The disclosed invention provides an exciting and appealing aerial toy, of a helium-filled balloon and gondola; and the gondola may be either a special design or a conventional lightweight disposable drinking cup. The valved or knotted balloon stem of the filled balloon, may be secured to the cross wall of the gondola, to unite the balloon and gondola components together.
|Cited Patent||Filing date||Publication date||Applicant||Title|
|US1478755 *||Jan 11, 1923||Dec 25, 1923||Mulholland James F||Toy balloon|
|US1994202 *||Jul 19, 1934||Mar 12, 1935||Michael Sarsfield James||Aerial toy|
|US4145838 *||Feb 8, 1977||Mar 27, 1979||Mason Charles P||Toy basket gondola|
|US4428149 *||Jun 21, 1982||Jan 31, 1984||Brown Paul L||Toy balloon closure device|
|US4784628 *||Feb 10, 1987||Nov 15, 1988||Mcardle Blaise L||Toy balloon with improved skirt and gondola|
|Citing Patent||Filing date||Publication date||Applicant||Title|
|US5147258 *||Dec 14, 1990||Sep 15, 1992||Donohue Patrick T||Punching bag construction and suspension|
|US5391115 *||May 25, 1993||Feb 21, 1995||Bessey; Vance||Low gravity jumping apparatus|
|US5531401 *||Sep 8, 1994||Jul 2, 1996||Newcomb; Elliott S.||Toy simulated hot-air balloon|
|US6364733 *||Sep 10, 1999||Apr 2, 2002||Enrique L. Escauriza||Display balloon kit and method of assembly|
|US6390651||Nov 29, 2000||May 21, 2002||Timothy R. Bertrand||Toy with balloon and lighting apparatus|

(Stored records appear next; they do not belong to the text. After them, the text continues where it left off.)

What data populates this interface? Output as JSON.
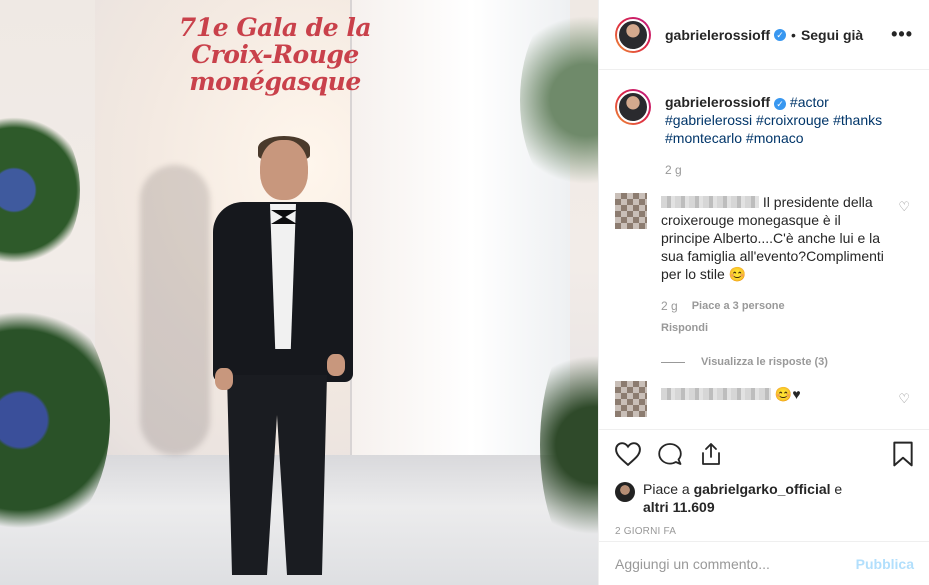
{
  "photo": {
    "banner_text": [
      "71e Gala de la",
      "Croix-Rouge",
      "monégasque"
    ]
  },
  "header": {
    "username": "gabrielerossioff",
    "separator": "•",
    "follow_label": "Segui già",
    "more_label": "•••"
  },
  "caption": {
    "username": "gabrielerossioff",
    "hashtags": "#actor #gabrielerossi #croixrouge #thanks #montecarlo #monaco",
    "time": "2 g"
  },
  "comment1": {
    "text": "Il presidente della croixerouge monegasque è il principe Alberto....C'è anche lui e la sua famiglia all'evento?Complimenti per lo stile 😊",
    "time": "2 g",
    "likes": "Piace a 3 persone",
    "reply_label": "Rispondi",
    "view_replies": "Visualizza le risposte (3)"
  },
  "comment2": {
    "text": "😊♥"
  },
  "likes": {
    "prefix": "Piace a",
    "user": "gabrielgarko_official",
    "conj": "e",
    "others": "altri 11.609"
  },
  "timestamp": "2 GIORNI FA",
  "add_comment": {
    "placeholder": "Aggiungi un commento...",
    "publish_label": "Pubblica"
  },
  "colors": {
    "link": "#003569",
    "verified": "#3897f0",
    "publish": "#b2dffc",
    "banner": "#c9414b"
  }
}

|US8292254||Oct 29, 2009||Oct 23, 2012||Groepler Elizabeth A||Method for hanging party favors and apparatus and kits related thereto|
|US9011195||Dec 21, 2012||Apr 21, 2015||Maximum Visibility Solutions, Llc||Collapsible balloon cup with attachable inflation air tube|
|US20110101188 *||Aug 23, 2010||May 5, 2011||Groepler Elizabeth A||Method for hanging party favors and apparatus and kits apparatus related thereto|
|U.S. Classification||446/77, 446/225|
|Cooperative Classification||A63H2027/1008, A63H27/10|
|Jun 1, 1993||FPAY||Fee payment|
Year of fee payment: 4
|Jul 15, 1997||REMI||Maintenance fee reminder mailed|
|Dec 7, 1997||LAPS||Lapse for failure to pay maintenance fees|
|Feb 17, 1998||FP||Expired due to failure to pay maintenance fee|
Effective date: 19971210